Exercise details
Because the pictures are not wanted, give back only the exact text of every entry below.

Records from a data collection
════════

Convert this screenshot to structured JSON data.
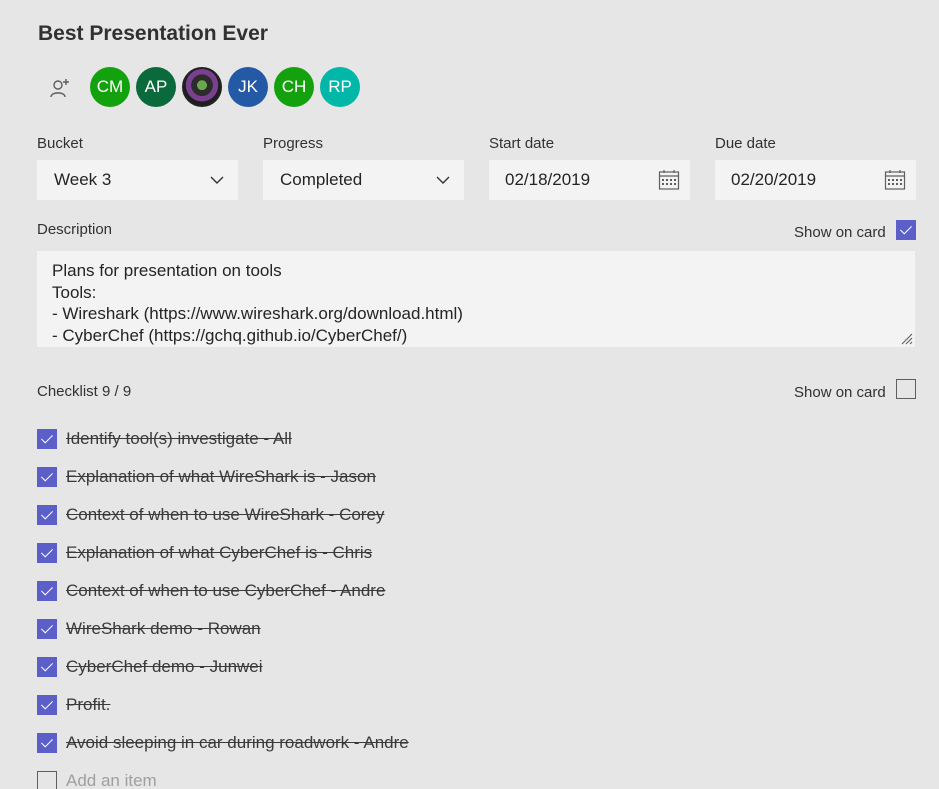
{
  "task": {
    "title": "Best Presentation Ever"
  },
  "assign": {
    "icon": "add-person-icon"
  },
  "assignees": [
    {
      "initials": "CM",
      "color": "#13a10e"
    },
    {
      "initials": "AP",
      "color": "#0b6a3b"
    },
    {
      "initials": "",
      "color": "#2b2b2b"
    },
    {
      "initials": "JK",
      "color": "#2459a6"
    },
    {
      "initials": "CH",
      "color": "#13a10e"
    },
    {
      "initials": "RP",
      "color": "#00b7a8"
    }
  ],
  "bucket": {
    "label": "Bucket",
    "value": "Week 3"
  },
  "progress": {
    "label": "Progress",
    "value": "Completed"
  },
  "start_date": {
    "label": "Start date",
    "value": "02/18/2019",
    "icon": "calendar-icon"
  },
  "due_date": {
    "label": "Due date",
    "value": "02/20/2019",
    "icon": "calendar-icon"
  },
  "description": {
    "label": "Description",
    "show_on_card_label": "Show on card",
    "show_on_card": true,
    "lines": [
      "Plans for presentation on tools",
      "Tools:",
      "- Wireshark (https://www.wireshark.org/download.html)",
      "- CyberChef (https://gchq.github.io/CyberChef/)"
    ]
  },
  "checklist": {
    "title": "Checklist 9 / 9",
    "show_on_card_label": "Show on card",
    "show_on_card": false,
    "items": [
      {
        "text": "Identify tool(s) investigate - All",
        "checked": true
      },
      {
        "text": "Explanation of what WireShark is - Jason",
        "checked": true
      },
      {
        "text": "Context of when to use WireShark - Corey",
        "checked": true
      },
      {
        "text": "Explanation of what CyberChef is - Chris",
        "checked": true
      },
      {
        "text": "Context of when to use CyberChef - Andre",
        "checked": true
      },
      {
        "text": "WireShark demo - Rowan",
        "checked": true
      },
      {
        "text": "CyberChef demo - Junwei",
        "checked": true
      },
      {
        "text": "Profit.",
        "checked": true
      },
      {
        "text": "Avoid sleeping in car during roadwork - Andre",
        "checked": true
      }
    ],
    "add_placeholder": "Add an item"
  },
  "colors": {
    "accent": "#5b5fc7",
    "background": "#e6e6e6",
    "field": "#f3f3f3"
  }
}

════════

Response area
Convert this screenshot to structured JSON data.
{
  "task": {
    "title": "Best Presentation Ever"
  },
  "assign": {
    "icon": "add-person-icon"
  },
  "assignees": [
    {
      "initials": "CM",
      "color": "#13a10e"
    },
    {
      "initials": "AP",
      "color": "#0b6a3b"
    },
    {
      "initials": "",
      "color": "#2b2b2b"
    },
    {
      "initials": "JK",
      "color": "#2459a6"
    },
    {
      "initials": "CH",
      "color": "#13a10e"
    },
    {
      "initials": "RP",
      "color": "#00b7a8"
    }
  ],
  "bucket": {
    "label": "Bucket",
    "value": "Week 3"
  },
  "progress": {
    "label": "Progress",
    "value": "Completed"
  },
  "start_date": {
    "label": "Start date",
    "value": "02/18/2019",
    "icon": "calendar-icon"
  },
  "due_date": {
    "label": "Due date",
    "value": "02/20/2019",
    "icon": "calendar-icon"
  },
  "description": {
    "label": "Description",
    "show_on_card_label": "Show on card",
    "show_on_card": true,
    "lines": [
      "Plans for presentation on tools",
      "Tools:",
      "- Wireshark (https://www.wireshark.org/download.html)",
      "- CyberChef (https://gchq.github.io/CyberChef/)"
    ]
  },
  "checklist": {
    "title": "Checklist 9 / 9",
    "show_on_card_label": "Show on card",
    "show_on_card": false,
    "items": [
      {
        "text": "Identify tool(s) investigate - All",
        "checked": true
      },
      {
        "text": "Explanation of what WireShark is - Jason",
        "checked": true
      },
      {
        "text": "Context of when to use WireShark - Corey",
        "checked": true
      },
      {
        "text": "Explanation of what CyberChef is - Chris",
        "checked": true
      },
      {
        "text": "Context of when to use CyberChef - Andre",
        "checked": true
      },
      {
        "text": "WireShark demo - Rowan",
        "checked": true
      },
      {
        "text": "CyberChef demo - Junwei",
        "checked": true
      },
      {
        "text": "Profit.",
        "checked": true
      },
      {
        "text": "Avoid sleeping in car during roadwork - Andre",
        "checked": true
      }
    ],
    "add_placeholder": "Add an item"
  },
  "colors": {
    "accent": "#5b5fc7",
    "background": "#e6e6e6",
    "field": "#f3f3f3"
  }
}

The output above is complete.